=== Section Start ===

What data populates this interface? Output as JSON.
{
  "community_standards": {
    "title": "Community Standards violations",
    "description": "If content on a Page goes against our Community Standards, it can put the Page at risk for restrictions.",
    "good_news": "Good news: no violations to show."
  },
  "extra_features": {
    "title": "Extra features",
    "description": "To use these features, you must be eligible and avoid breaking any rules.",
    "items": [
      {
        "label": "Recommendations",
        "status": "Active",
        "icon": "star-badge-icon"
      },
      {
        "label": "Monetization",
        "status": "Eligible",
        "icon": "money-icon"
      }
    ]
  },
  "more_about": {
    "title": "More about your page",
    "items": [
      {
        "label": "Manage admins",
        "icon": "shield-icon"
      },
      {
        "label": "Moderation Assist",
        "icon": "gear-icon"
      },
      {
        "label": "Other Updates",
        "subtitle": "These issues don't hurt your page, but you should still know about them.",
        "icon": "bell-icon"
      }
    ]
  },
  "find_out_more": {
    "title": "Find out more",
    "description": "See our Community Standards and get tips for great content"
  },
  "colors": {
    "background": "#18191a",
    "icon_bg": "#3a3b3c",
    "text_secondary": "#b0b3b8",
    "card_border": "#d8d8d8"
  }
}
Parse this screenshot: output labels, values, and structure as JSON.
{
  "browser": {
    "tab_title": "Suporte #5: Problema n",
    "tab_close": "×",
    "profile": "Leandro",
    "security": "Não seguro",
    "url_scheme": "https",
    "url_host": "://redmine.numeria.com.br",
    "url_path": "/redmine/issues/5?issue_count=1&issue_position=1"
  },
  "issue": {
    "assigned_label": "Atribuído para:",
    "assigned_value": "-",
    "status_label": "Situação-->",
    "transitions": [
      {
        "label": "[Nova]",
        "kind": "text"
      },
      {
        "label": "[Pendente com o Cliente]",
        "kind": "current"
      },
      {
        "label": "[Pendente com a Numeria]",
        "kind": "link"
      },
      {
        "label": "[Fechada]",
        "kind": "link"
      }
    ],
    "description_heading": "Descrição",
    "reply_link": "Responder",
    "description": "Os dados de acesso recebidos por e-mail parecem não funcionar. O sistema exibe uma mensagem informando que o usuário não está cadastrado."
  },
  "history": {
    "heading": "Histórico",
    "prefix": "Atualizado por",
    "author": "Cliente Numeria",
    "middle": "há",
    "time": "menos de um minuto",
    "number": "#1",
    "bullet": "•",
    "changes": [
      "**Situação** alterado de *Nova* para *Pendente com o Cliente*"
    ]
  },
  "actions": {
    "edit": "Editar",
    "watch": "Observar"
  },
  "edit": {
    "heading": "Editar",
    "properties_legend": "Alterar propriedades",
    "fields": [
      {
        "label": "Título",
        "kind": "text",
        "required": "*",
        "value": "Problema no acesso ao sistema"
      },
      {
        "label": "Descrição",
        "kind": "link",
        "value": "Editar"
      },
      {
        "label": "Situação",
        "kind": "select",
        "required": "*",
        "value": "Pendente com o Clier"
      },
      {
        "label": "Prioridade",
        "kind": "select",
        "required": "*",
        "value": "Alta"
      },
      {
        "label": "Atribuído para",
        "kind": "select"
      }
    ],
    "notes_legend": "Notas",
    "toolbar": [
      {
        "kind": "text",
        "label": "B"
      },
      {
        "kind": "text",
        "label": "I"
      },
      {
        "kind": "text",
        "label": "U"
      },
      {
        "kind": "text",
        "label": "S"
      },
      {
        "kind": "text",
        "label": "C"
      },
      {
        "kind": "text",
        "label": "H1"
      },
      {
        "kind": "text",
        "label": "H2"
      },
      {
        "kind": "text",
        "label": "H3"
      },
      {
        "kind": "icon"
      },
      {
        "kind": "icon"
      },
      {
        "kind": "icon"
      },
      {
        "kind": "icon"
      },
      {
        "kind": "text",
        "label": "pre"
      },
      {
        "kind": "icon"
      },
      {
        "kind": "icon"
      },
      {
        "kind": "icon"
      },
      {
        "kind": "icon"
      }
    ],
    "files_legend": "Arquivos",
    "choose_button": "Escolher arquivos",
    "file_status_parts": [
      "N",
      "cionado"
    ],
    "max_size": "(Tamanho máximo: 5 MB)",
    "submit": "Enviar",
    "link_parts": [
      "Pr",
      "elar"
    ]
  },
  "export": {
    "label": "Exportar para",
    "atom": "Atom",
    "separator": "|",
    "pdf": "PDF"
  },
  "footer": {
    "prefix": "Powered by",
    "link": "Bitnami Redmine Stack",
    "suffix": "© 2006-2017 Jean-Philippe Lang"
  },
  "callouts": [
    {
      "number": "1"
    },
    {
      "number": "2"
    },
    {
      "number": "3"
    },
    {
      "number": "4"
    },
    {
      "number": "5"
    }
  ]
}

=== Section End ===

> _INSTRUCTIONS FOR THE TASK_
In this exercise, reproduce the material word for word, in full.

> _OUTPUT BELOW_
What data populates this interface? Output as JSON.
{
  "community_standards": {
    "title": "Community Standards violations",
    "description": "If content on a Page goes against our Community Standards, it can put the Page at risk for restrictions.",
    "good_news": "Good news: no violations to show."
  },
  "extra_features": {
    "title": "Extra features",
    "description": "To use these features, you must be eligible and avoid breaking any rules.",
    "items": [
      {
        "label": "Recommendations",
        "status": "Active",
        "icon": "star-badge-icon"
      },
      {
        "label": "Monetization",
        "status": "Eligible",
        "icon": "money-icon"
      }
    ]
  },
  "more_about": {
    "title": "More about your page",
    "items": [
      {
        "label": "Manage admins",
        "icon": "shield-icon"
      },
      {
        "label": "Moderation Assist",
        "icon": "gear-icon"
      },
      {
        "label": "Other Updates",
        "subtitle": "These issues don't hurt your page, but you should still know about them.",
        "icon": "bell-icon"
      }
    ]
  },
  "find_out_more": {
    "title": "Find out more",
    "description": "See our Community Standards and get tips for great content"
  },
  "colors": {
    "background": "#18191a",
    "icon_bg": "#3a3b3c",
    "text_secondary": "#b0b3b8",
    "card_border": "#d8d8d8"
  }
}
Parse this screenshot: output labels, values, and structure as JSON.
{
  "browser": {
    "tab_title": "Suporte #5: Problema n",
    "tab_close": "×",
    "profile": "Leandro",
    "security": "Não seguro",
    "url_scheme": "https",
    "url_host": "://redmine.numeria.com.br",
    "url_path": "/redmine/issues/5?issue_count=1&issue_position=1"
  },
  "issue": {
    "assigned_label": "Atribuído para:",
    "assigned_value": "-",
    "status_label": "Situação-->",
    "transitions": [
      {
        "label": "[Nova]",
        "kind": "text"
      },
      {
        "label": "[Pendente com o Cliente]",
        "kind": "current"
      },
      {
        "label": "[Pendente com a Numeria]",
        "kind": "link"
      },
      {
        "label": "[Fechada]",
        "kind": "link"
      }
    ],
    "description_heading": "Descrição",
    "reply_link": "Responder",
    "description": "Os dados de acesso recebidos por e-mail parecem não funcionar. O sistema exibe uma mensagem informando que o usuário não está cadastrado."
  },
  "history": {
    "heading": "Histórico",
    "prefix": "Atualizado por",
    "author": "Cliente Numeria",
    "middle": "há",
    "time": "menos de um minuto",
    "number": "#1",
    "bullet": "•",
    "changes": [
      "**Situação** alterado de *Nova* para *Pendente com o Cliente*"
    ]
  },
  "actions": {
    "edit": "Editar",
    "watch": "Observar"
  },
  "edit": {
    "heading": "Editar",
    "properties_legend": "Alterar propriedades",
    "fields": [
      {
        "label": "Título",
        "kind": "text",
        "required": "*",
        "value": "Problema no acesso ao sistema"
      },
      {
        "label": "Descrição",
        "kind": "link",
        "value": "Editar"
      },
      {
        "label": "Situação",
        "kind": "select",
        "required": "*",
        "value": "Pendente com o Clier"
      },
      {
        "label": "Prioridade",
        "kind": "select",
        "required": "*",
        "value": "Alta"
      },
      {
        "label": "Atribuído para",
        "kind": "select"
      }
    ],
    "notes_legend": "Notas",
    "toolbar": [
      {
        "kind": "text",
        "label": "B"
      },
      {
        "kind": "text",
        "label": "I"
      },
      {
        "kind": "text",
        "label": "U"
      },
      {
        "kind": "text",
        "label": "S"
      },
      {
        "kind": "text",
        "label": "C"
      },
      {
        "kind": "text",
        "label": "H1"
      },
      {
        "kind": "text",
        "label": "H2"
      },
      {
        "kind": "text",
        "label": "H3"
      },
      {
        "kind": "icon"
      },
      {
        "kind": "icon"
      },
      {
        "kind": "icon"
      },
      {
        "kind": "icon"
      },
      {
        "kind": "text",
        "label": "pre"
      },
      {
        "kind": "icon"
      },
      {
        "kind": "icon"
      },
      {
        "kind": "icon"
      },
      {
        "kind": "icon"
      }
    ],
    "files_legend": "Arquivos",
    "choose_button": "Escolher arquivos",
    "file_status_parts": [
      "N",
      "cionado"
    ],
    "max_size": "(Tamanho máximo: 5 MB)",
    "submit": "Enviar",
    "link_parts": [
      "Pr",
      "elar"
    ]
  },
  "export": {
    "label": "Exportar para",
    "atom": "Atom",
    "separator": "|",
    "pdf": "PDF"
  },
  "footer": {
    "prefix": "Powered by",
    "link": "Bitnami Redmine Stack",
    "suffix": "© 2006-2017 Jean-Philippe Lang"
  },
  "callouts": [
    {
      "number": "1"
    },
    {
      "number": "2"
    },
    {
      "number": "3"
    },
    {
      "number": "4"
    },
    {
      "number": "5"
    }
  ]
}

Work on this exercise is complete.